▶ [What you need to do] Tell how many lines of the data include the word "images". Nothing but the number belongs in the answer.

▶ [Material supplied]
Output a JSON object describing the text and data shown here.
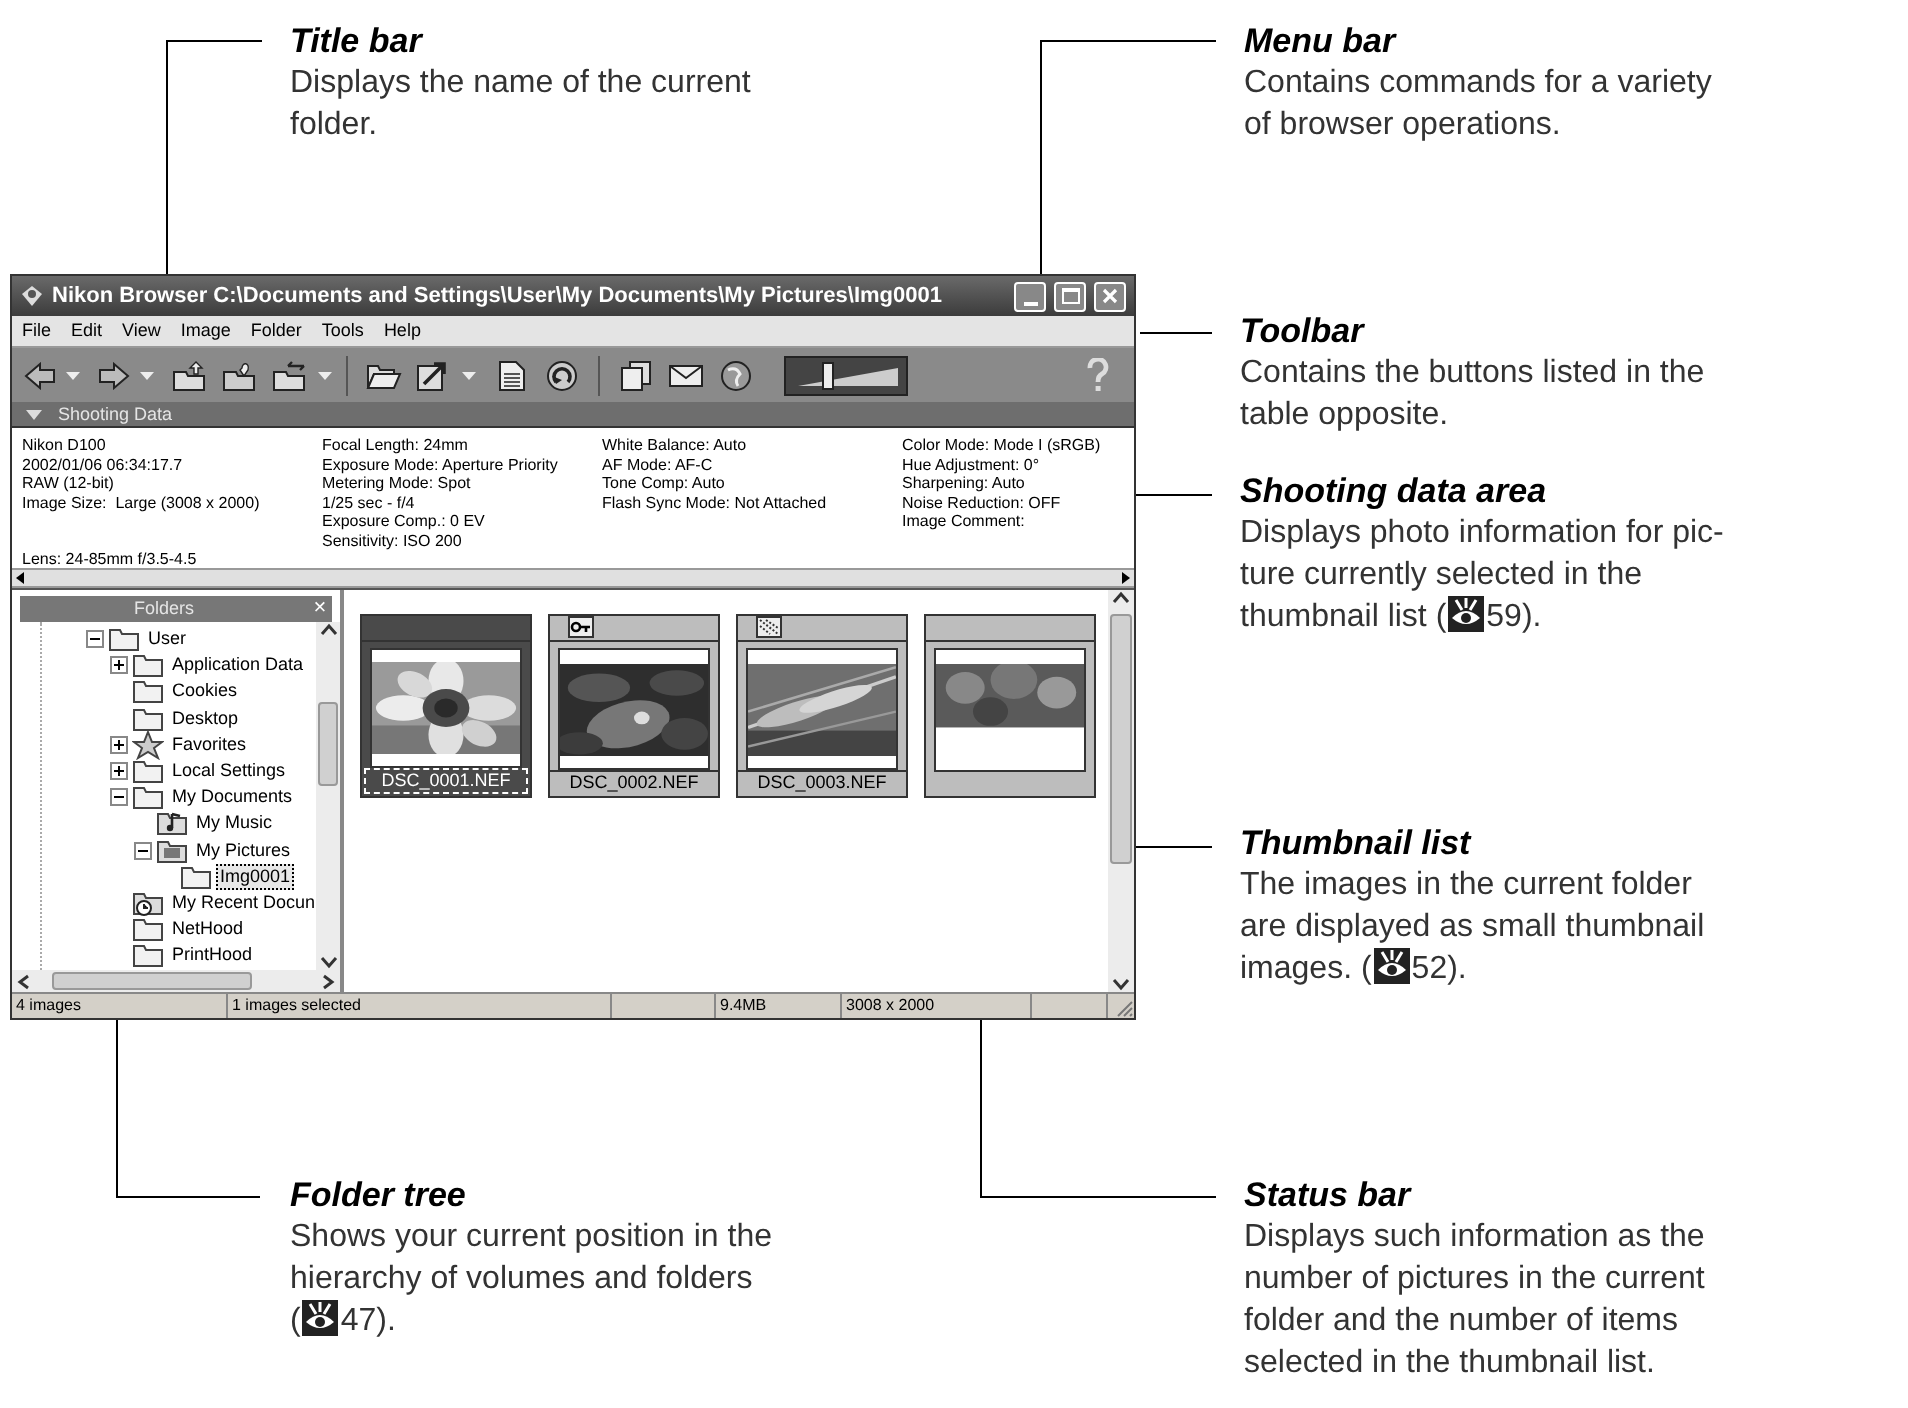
{
  "callouts": [
    {
      "kind": "title",
      "heading": "Title bar",
      "lines": [
        "Displays the name of the current",
        "folder."
      ]
    },
    {
      "kind": "menu",
      "heading": "Menu bar",
      "lines": [
        "Contains commands for a variety",
        "of browser operations."
      ]
    },
    {
      "kind": "toolbar",
      "heading": "Toolbar",
      "lines": [
        "Contains the buttons listed in the",
        "table opposite."
      ]
    },
    {
      "kind": "shooting",
      "heading": "Shooting data area",
      "lines": [
        "Displays photo information for pic-",
        "ture currently selected in the",
        "thumbnail list ("
      ],
      "page_ref": "59)."
    },
    {
      "kind": "thumbs",
      "heading": "Thumbnail list",
      "lines": [
        "The images in the current folder",
        "are displayed as small thumbnail",
        "images.  ("
      ],
      "page_ref": "52)."
    },
    {
      "kind": "tree",
      "heading": "Folder tree",
      "lines": [
        "Shows your current position in the",
        "hierarchy of volumes and folders",
        "("
      ],
      "page_ref": "47)."
    },
    {
      "kind": "status",
      "heading": "Status bar",
      "lines": [
        "Displays such information as the",
        "number of pictures in the current",
        "folder and the number of items",
        "selected in the thumbnail list."
      ]
    }
  ],
  "window": {
    "title": "Nikon Browser C:\\Documents and Settings\\User\\My Documents\\My Pictures\\Img0001",
    "menu": [
      "File",
      "Edit",
      "View",
      "Image",
      "Folder",
      "Tools",
      "Help"
    ],
    "thumbnail_size_slider": {
      "level": 0.3
    },
    "shooting_data": {
      "header": "Shooting Data",
      "columns": [
        [
          "Nikon D100",
          "2002/01/06 06:34:17.7",
          "RAW (12-bit)",
          "Image Size:  Large (3008 x 2000)"
        ],
        [
          "Focal Length: 24mm",
          "Exposure Mode: Aperture Priority",
          "Metering Mode: Spot",
          "1/25 sec - f/4",
          "Exposure Comp.: 0 EV",
          "Sensitivity: ISO 200"
        ],
        [
          "White Balance: Auto",
          "AF Mode: AF-C",
          "Tone Comp: Auto",
          "Flash Sync Mode: Not Attached"
        ],
        [
          "Color Mode: Mode I (sRGB)",
          "Hue Adjustment: 0°",
          "Sharpening: Auto",
          "Noise Reduction: OFF",
          "Image Comment:"
        ]
      ],
      "lens": "Lens: 24-85mm f/3.5-4.5"
    },
    "folders": {
      "title": "Folders",
      "close": "×",
      "tree": [
        {
          "label": "User",
          "kind": "folder",
          "expanded": true,
          "selected": false,
          "children": [
            {
              "label": "Application Data",
              "kind": "folder",
              "expanded": false,
              "selected": false
            },
            {
              "label": "Cookies",
              "kind": "folder",
              "selected": false
            },
            {
              "label": "Desktop",
              "kind": "folder",
              "selected": false
            },
            {
              "label": "Favorites",
              "kind": "star",
              "expanded": false,
              "selected": false
            },
            {
              "label": "Local Settings",
              "kind": "folder",
              "expanded": false,
              "selected": false
            },
            {
              "label": "My Documents",
              "kind": "folder",
              "expanded": true,
              "selected": false,
              "children": [
                {
                  "label": "My Music",
                  "kind": "music",
                  "selected": false
                },
                {
                  "label": "My Pictures",
                  "kind": "pictures",
                  "expanded": true,
                  "selected": false,
                  "children": [
                    {
                      "label": "Img0001",
                      "kind": "folder",
                      "selected": true
                    }
                  ]
                }
              ]
            },
            {
              "label": "My Recent Docun",
              "kind": "recent",
              "selected": false
            },
            {
              "label": "NetHood",
              "kind": "folder",
              "selected": false
            },
            {
              "label": "PrintHood",
              "kind": "folder",
              "selected": false
            }
          ]
        }
      ]
    },
    "thumbnails": [
      {
        "filename": "DSC_0001.NEF",
        "selected": true,
        "kind": "plain"
      },
      {
        "filename": "DSC_0002.NEF",
        "selected": false,
        "kind": "key"
      },
      {
        "filename": "DSC_0003.NEF",
        "selected": false,
        "kind": "pattern"
      },
      {
        "selected": false,
        "kind": "plain"
      }
    ],
    "status_bar": [
      "4 images",
      "1 images selected",
      "9.4MB",
      "3008 x 2000"
    ]
  }
}
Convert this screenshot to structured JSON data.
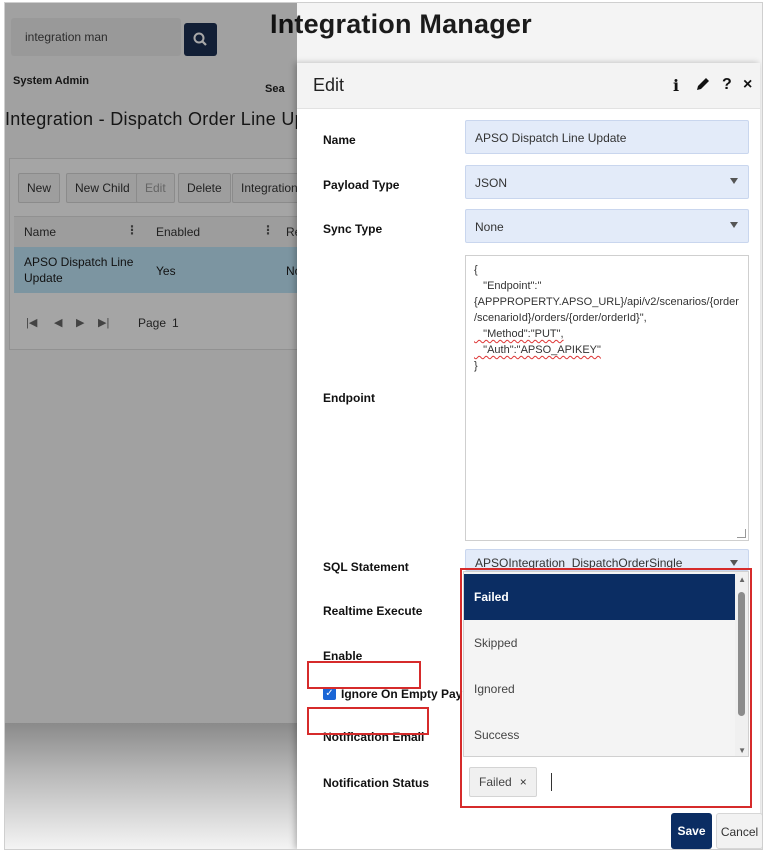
{
  "app": {
    "title": "Integration Manager",
    "search_value": "integration man",
    "user": "System Admin",
    "header_fragment": "Sea",
    "page_title": "Integration - Dispatch Order Line Up"
  },
  "toolbar": {
    "new": "New",
    "new_child": "New Child",
    "edit": "Edit",
    "delete": "Delete",
    "integration": "Integration"
  },
  "grid": {
    "headers": [
      "Name",
      "Enabled",
      "Re"
    ],
    "row": {
      "name_line1": "APSO Dispatch Line",
      "name_line2": "Update",
      "enabled": "Yes",
      "third": "No"
    },
    "pager": {
      "first": "|◀",
      "prev": "◀",
      "next": "▶",
      "last": "▶|",
      "page_label": "Page",
      "page_value": "1"
    }
  },
  "modal": {
    "title": "Edit",
    "icons": {
      "info": "i",
      "help": "?",
      "close": "×"
    },
    "fields": {
      "name_label": "Name",
      "name_value": "APSO Dispatch Line Update",
      "payload_label": "Payload Type",
      "payload_value": "JSON",
      "sync_label": "Sync Type",
      "sync_value": "None",
      "endpoint_label": "Endpoint",
      "sql_label": "SQL Statement",
      "sql_value": "APSOIntegration_DispatchOrderSingle",
      "realtime_label": "Realtime Execute",
      "enable_label": "Enable",
      "ignore_label": "Ignore On Empty Payload",
      "notif_email_label": "Notification Email",
      "notif_status_label": "Notification Status"
    },
    "endpoint_code": {
      "l1": "{",
      "l2": "   \"Endpoint\":\"",
      "l3": "{APPPROPERTY.APSO_URL}/api/v2/scenarios/{order",
      "l4": "/scenarioId}/orders/{order/orderId}\",",
      "l5": "   \"Method\":\"PUT\",",
      "l6": "   \"Auth\":\"APSO_APIKEY\"",
      "l7": "}"
    },
    "status_options": [
      "Failed",
      "Skipped",
      "Ignored",
      "Success"
    ],
    "selected_option": "Failed",
    "tag_value": "Failed",
    "tag_remove": "×",
    "save_label": "Save",
    "cancel_label": "Cancel"
  },
  "colors": {
    "primary": "#0b2d63",
    "field_bg": "#e3ebf9",
    "highlight_red": "#d62b2b",
    "row_selected": "#bde3f5"
  }
}
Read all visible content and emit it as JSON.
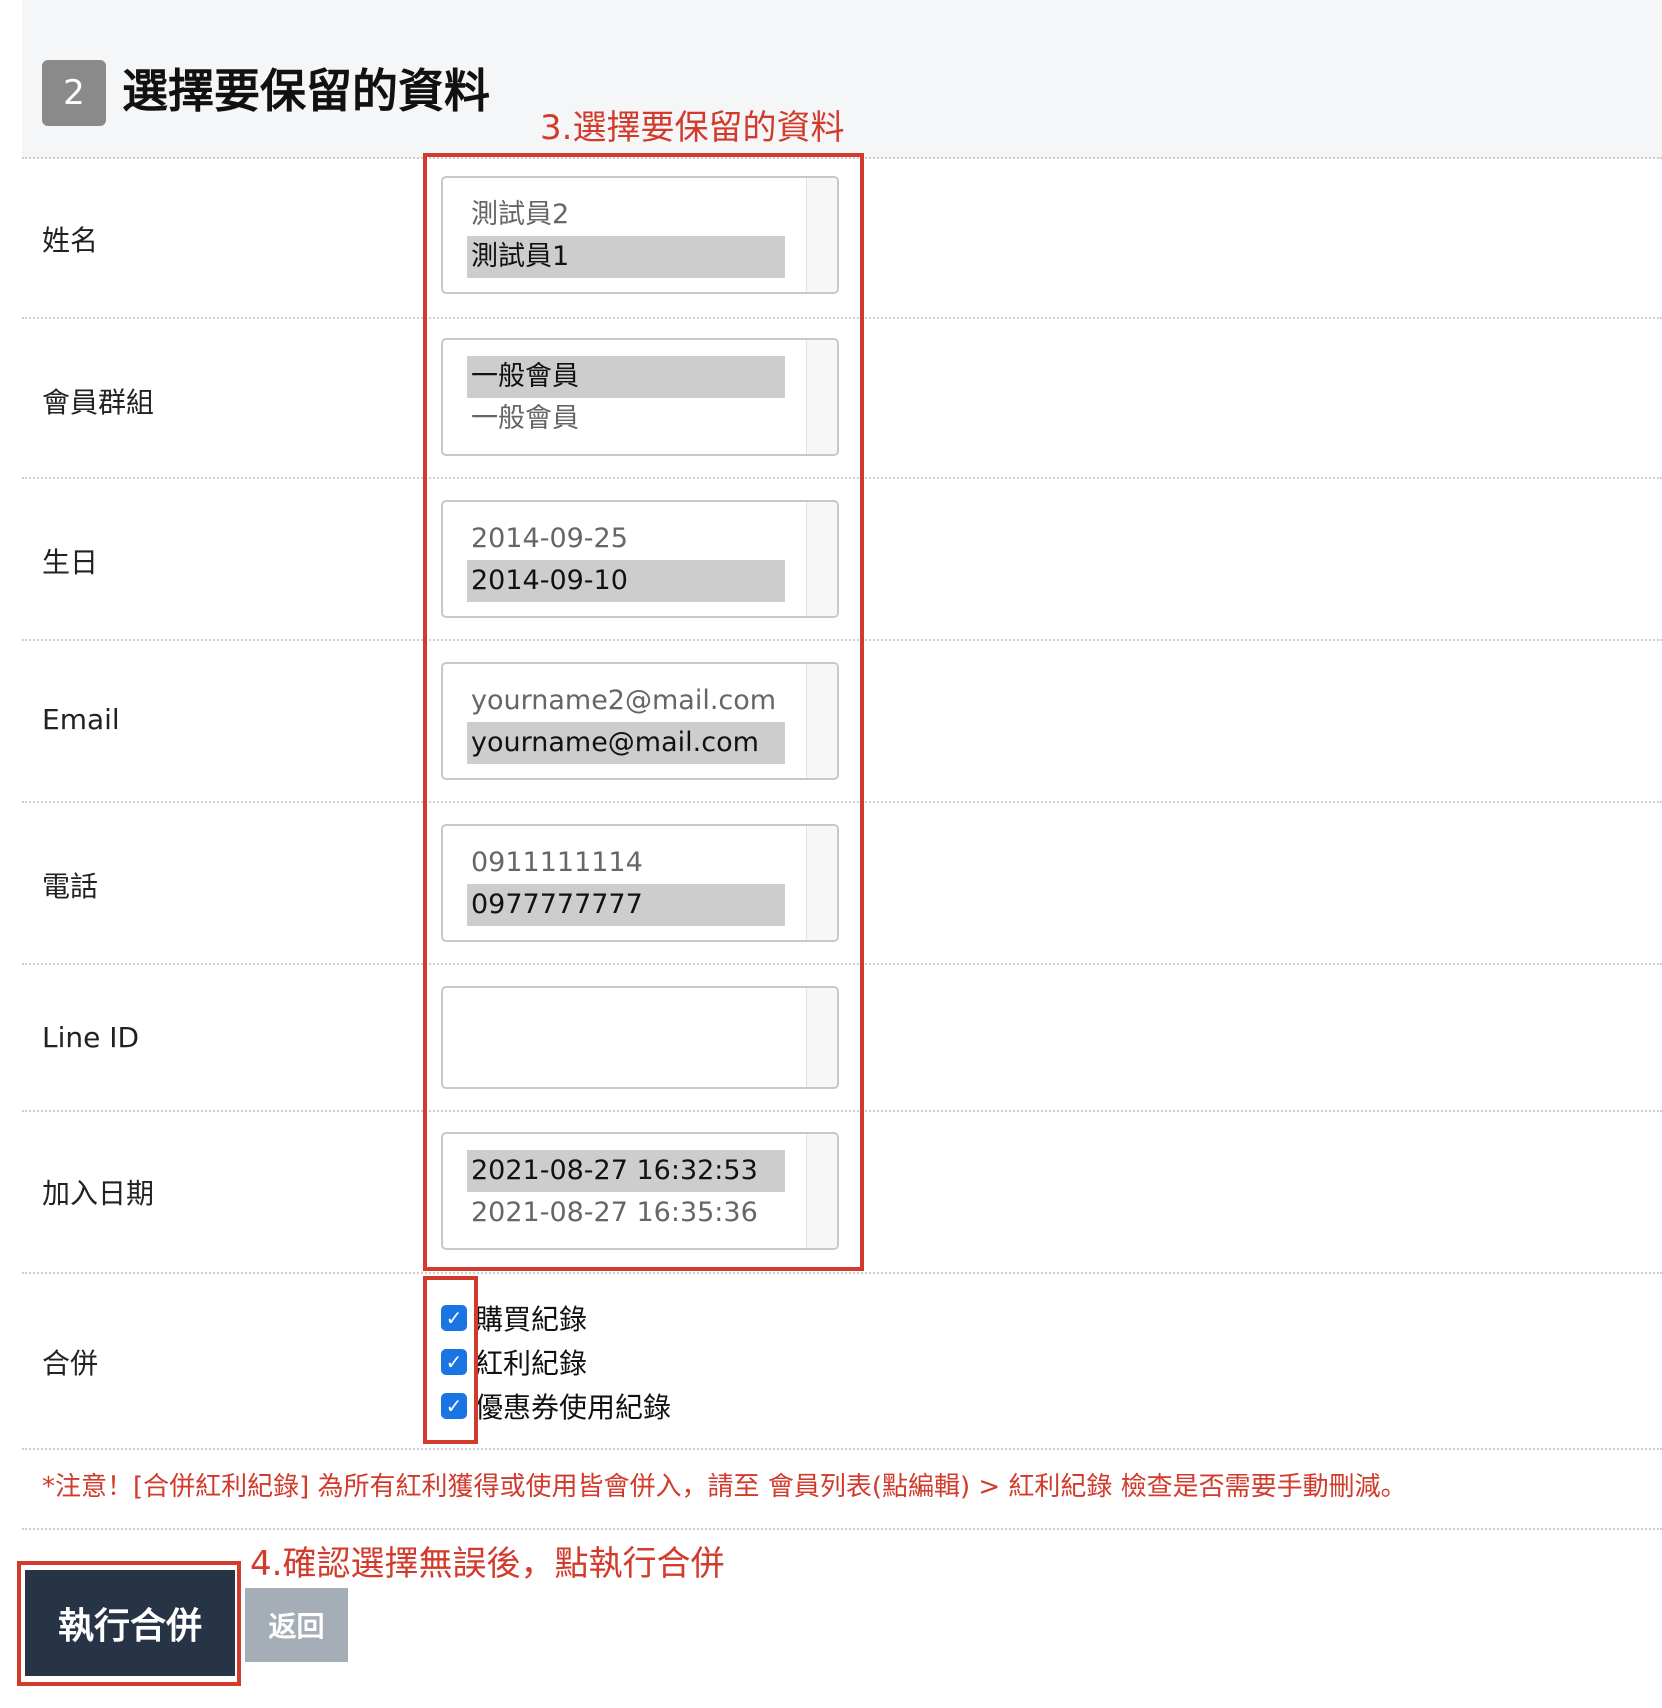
{
  "header": {
    "step_number": "2",
    "title": "選擇要保留的資料"
  },
  "annotations": {
    "step3": "3.選擇要保留的資料",
    "step4": "4.確認選擇無誤後，點執行合併"
  },
  "fields": [
    {
      "label": "姓名",
      "options": [
        {
          "text": "測試員2",
          "selected": false
        },
        {
          "text": "測試員1",
          "selected": true
        }
      ]
    },
    {
      "label": "會員群組",
      "options": [
        {
          "text": "一般會員",
          "selected": true
        },
        {
          "text": "一般會員",
          "selected": false
        }
      ]
    },
    {
      "label": "生日",
      "options": [
        {
          "text": "2014-09-25",
          "selected": false
        },
        {
          "text": "2014-09-10",
          "selected": true
        }
      ]
    },
    {
      "label": "Email",
      "options": [
        {
          "text": "yourname2@mail.com",
          "selected": false
        },
        {
          "text": "yourname@mail.com",
          "selected": true
        }
      ]
    },
    {
      "label": "電話",
      "options": [
        {
          "text": "0911111114",
          "selected": false
        },
        {
          "text": "0977777777",
          "selected": true
        }
      ]
    },
    {
      "label": "Line ID",
      "options": []
    },
    {
      "label": "加入日期",
      "options": [
        {
          "text": "2021-08-27 16:32:53",
          "selected": true
        },
        {
          "text": "2021-08-27 16:35:36",
          "selected": false
        }
      ]
    }
  ],
  "merge": {
    "label": "合併",
    "checkboxes": [
      {
        "label": "購買紀錄",
        "checked": true
      },
      {
        "label": "紅利紀錄",
        "checked": true
      },
      {
        "label": "優惠券使用紀錄",
        "checked": true
      }
    ]
  },
  "notice": "*注意！[合併紅利紀錄] 為所有紅利獲得或使用皆會併入，請至 會員列表(點編輯) > 紅利紀錄 檢查是否需要手動刪減。",
  "buttons": {
    "execute_label": "執行合併",
    "back_label": "返回"
  },
  "colors": {
    "annotation_red": "#d23a2b",
    "primary_button": "#263446",
    "secondary_button": "#a5adb6",
    "checkbox_blue": "#1b74e4"
  }
}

▶ [Result below] 4